WordPress brute force attacks are increasingly common at the time I write this – September 2014. Recently a server I look after was coming under attack and then after a few minutes the site would display ‘Error establishing a Database Connection’. When I logged into the server the MySQL service wasn’t running.
My first thoughts were that something in the attack was causing MySQL to crash, There was no information in the MySQL error.log to indicate why though so I spent time looking at plugins to help mitigate a brute force attacks, which tend to focus on the WordPress wp-login.php and xmlrpc.php files:
Disable XML-RPC will disable WordPress XML-RPC functionality meaning that nothing can be done to your content, however this does nothing to prevent initial database queries so MySQL can still be affected when running this, and it does nothing about wp-login.php either.
BruteProtect – I’ve seen comments that it will protect xmlrpc but I’ve seen it in action during an attack and as of version 2.2.2 it did nothing to stop it.
NinjaFirewall – there are a lot of configuration options but this one does the job. It sits in front of WordPress and so it can intercept the attack before all the database activity starts up. This worked great when I used it during an attack.
However you may host multiple WordPress sites on a single server and it could be tedious having to install this and configure it for each site, plus there is going to be duplication of what the code is doing and Apache still has to handle all the incoming requests.
It may be better to stop any attacks at the firewall because that’s the single point of entry to your server. This approach still requires a plugin – WP fail2ban but this one will log attacks to your systems auth.log which can be picked up by fail2ban and automatically added for a temporary period to your firewall rules. It is more complicated than the other plugins to install but once a malicious IP has been blocked it can’t affect any of the sites on your server will keep the system load much lower.
After getting the fail2ban solution in place the database was brought down yet again. I ended up looking in kern.log and at the time of the attack was the line ‘apache2 invoked oom-killer’ – that revealed the problem… Apache was using so many processes that it was running out of memory and as this particular server runs off an SSD the swap file is disabled. As there was nowhere else to get memory from it started killing off other processes, the biggest of these was MySQL.

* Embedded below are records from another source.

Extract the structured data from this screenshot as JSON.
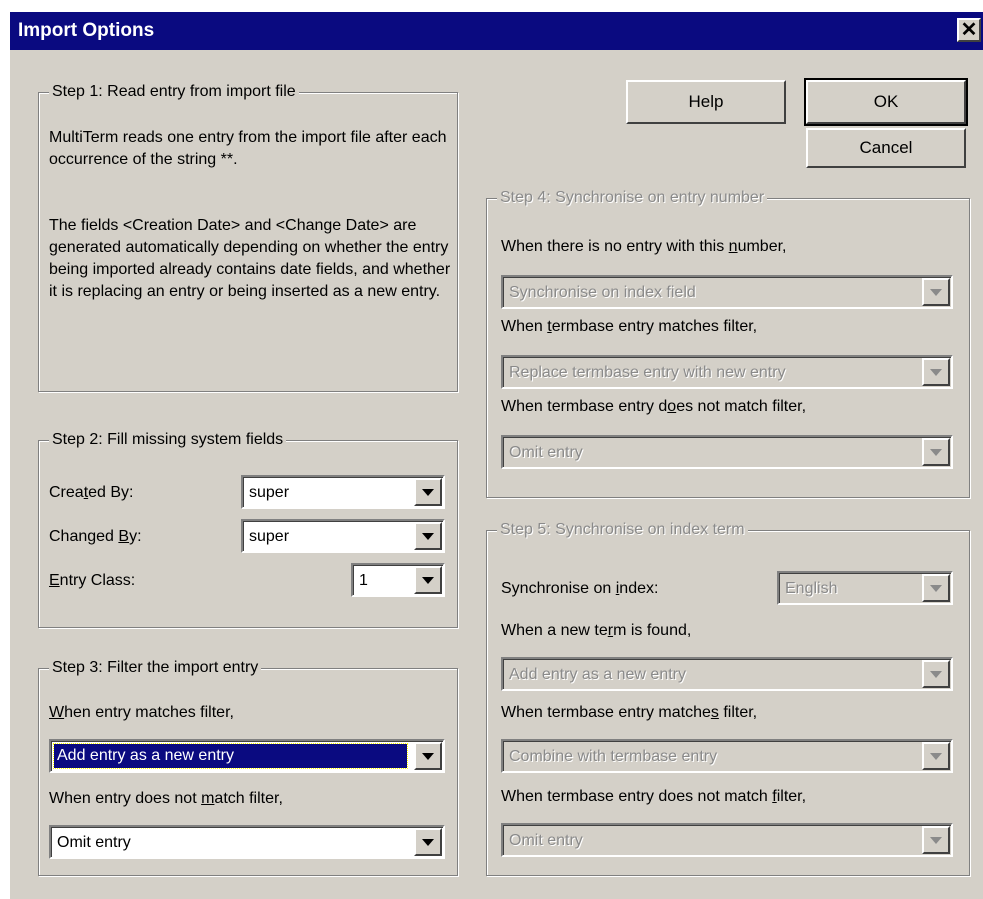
{
  "window": {
    "title": "Import Options",
    "close_glyph": "✕"
  },
  "buttons": {
    "help": "Help",
    "ok": "OK",
    "cancel": "Cancel"
  },
  "step1": {
    "legend": "Step 1:  Read entry from import file",
    "para1": "MultiTerm reads one entry from the import file after each occurrence of the string **.",
    "para2": "The fields <Creation Date> and <Change Date> are generated automatically depending on whether the entry being imported already contains date fields, and whether it is replacing an entry or being inserted as a new entry."
  },
  "step2": {
    "legend": "Step 2:  Fill missing system fields",
    "created_by_label": "Created By:",
    "created_by_value": "super",
    "changed_by_label": "Changed By:",
    "changed_by_value": "super",
    "entry_class_label": "Entry Class:",
    "entry_class_value": "1"
  },
  "step3": {
    "legend": "Step 3:  Filter the import entry",
    "match_label": "When entry matches filter,",
    "match_value": "Add entry as a new entry",
    "nomatch_label": "When entry does not match filter,",
    "nomatch_value": "Omit entry"
  },
  "step4": {
    "legend": "Step 4:  Synchronise on entry number",
    "no_entry_label": "When there is no entry with this number,",
    "no_entry_value": "Synchronise on index field",
    "match_label": "When termbase entry matches filter,",
    "match_value": "Replace termbase entry with new entry",
    "nomatch_label": "When termbase entry does not match filter,",
    "nomatch_value": "Omit entry"
  },
  "step5": {
    "legend": "Step 5:  Synchronise on index term",
    "index_label": "Synchronise on index:",
    "index_value": "English",
    "new_term_label": "When a new term is found,",
    "new_term_value": "Add entry as a new entry",
    "match_label": "When termbase entry matches filter,",
    "match_value": "Combine with termbase entry",
    "nomatch_label": "When termbase entry does not match filter,",
    "nomatch_value": "Omit entry"
  },
  "icons": {
    "close": "close-icon",
    "dropdown": "chevron-down-icon"
  },
  "colors": {
    "titlebar": "#0a0a80",
    "face": "#d4d0c8",
    "disabled_text": "#8a8a8a"
  }
}
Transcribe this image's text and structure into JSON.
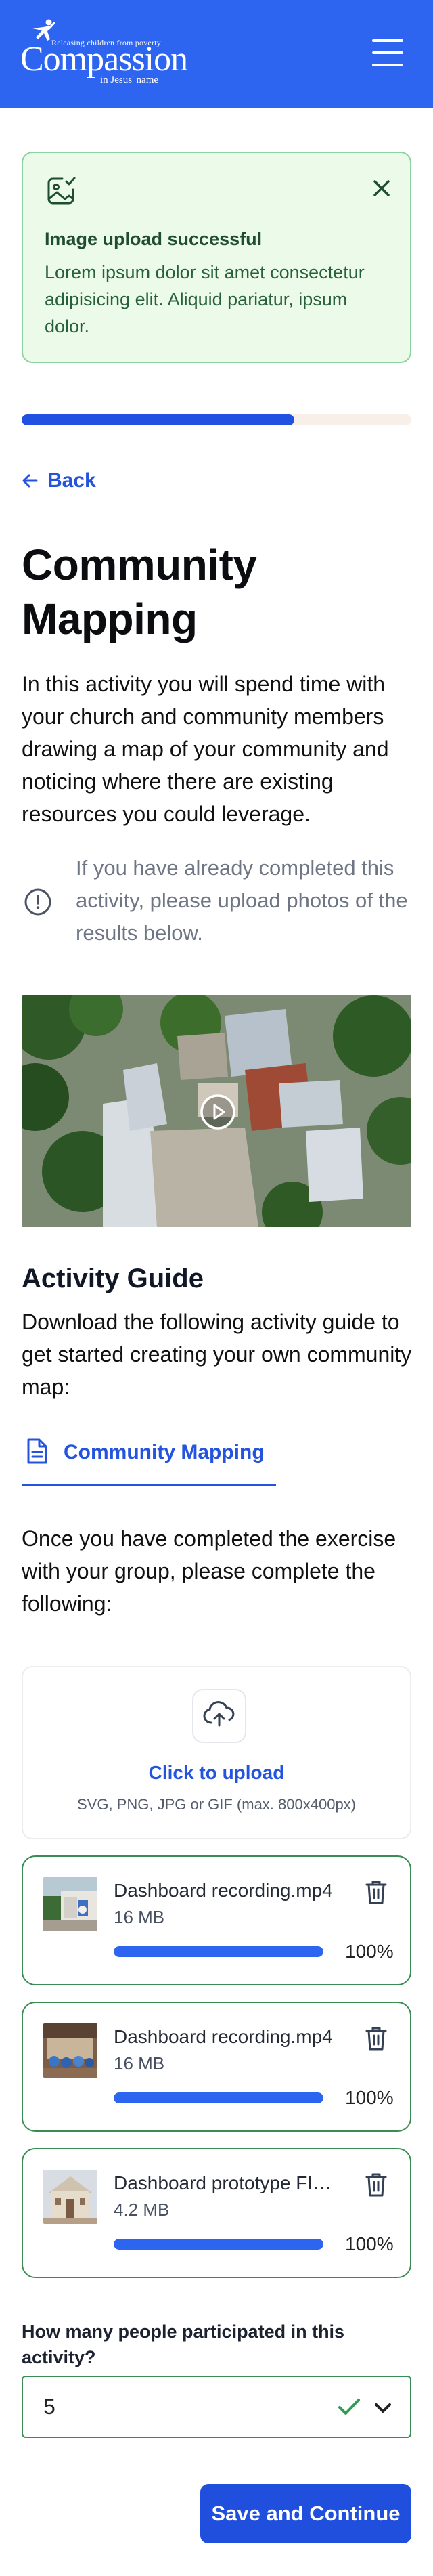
{
  "header": {
    "logo_tagline": "Releasing children from poverty",
    "logo_wordmark": "Compassion",
    "logo_sub": "in Jesus' name",
    "menu_icon": "hamburger-menu-icon",
    "background": "#2d64f0"
  },
  "alert": {
    "icon": "image-check-icon",
    "title": "Image upload successful",
    "message": "Lorem ipsum dolor sit amet consectetur adipisicing elit. Aliquid pariatur, ipsum dolor.",
    "close_icon": "close-icon",
    "background": "#ecfae9",
    "border": "#8cd3a0"
  },
  "progress": {
    "fraction": 0.7,
    "color": "#2151e0"
  },
  "back_label": "Back",
  "page_title": "Community Mapping",
  "intro": "In this activity you will spend time with your church and community members drawing a map of your community and noticing where there are existing resources you could leverage.",
  "note": "If you have already completed this activity, please upload photos of the results below.",
  "video": {
    "icon": "play-icon"
  },
  "guide": {
    "heading": "Activity Guide",
    "text": "Download the following activity guide to get started creating your own community map:",
    "link_label": "Community Mapping",
    "link_icon": "document-icon"
  },
  "instructions": "Once you have completed the exercise with your group, please complete the following:",
  "upload": {
    "icon": "upload-cloud-icon",
    "click_label": "Click to upload",
    "hint": "SVG, PNG, JPG or GIF (max. 800x400px)"
  },
  "files": [
    {
      "name": "Dashboard recording.mp4",
      "size": "16 MB",
      "progress_label": "100%",
      "progress": 1.0
    },
    {
      "name": "Dashboard recording.mp4",
      "size": "16 MB",
      "progress_label": "100%",
      "progress": 1.0
    },
    {
      "name": "Dashboard prototype FINAL.fig",
      "size": "4.2 MB",
      "progress_label": "100%",
      "progress": 1.0
    }
  ],
  "question": {
    "label": "How many people participated in this activity?",
    "value": "5"
  },
  "save_label": "Save and Continue",
  "colors": {
    "accent": "#2453dd",
    "success": "#3b8c54",
    "button": "#1f4fdc"
  }
}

What a relief to find the cause – MySQL wasn’t crashing at all. The solution was just to reduce the MaxClients value in apache2.conf – the default value of 150 is way too big for a modest sized server. If each process takes 40 MB then 150 processes require 6 GB of RAM. Getting a realistic value for this requires a little load testing plus the use of some tools to see how the memory usage increases as Apache has to handle more requests.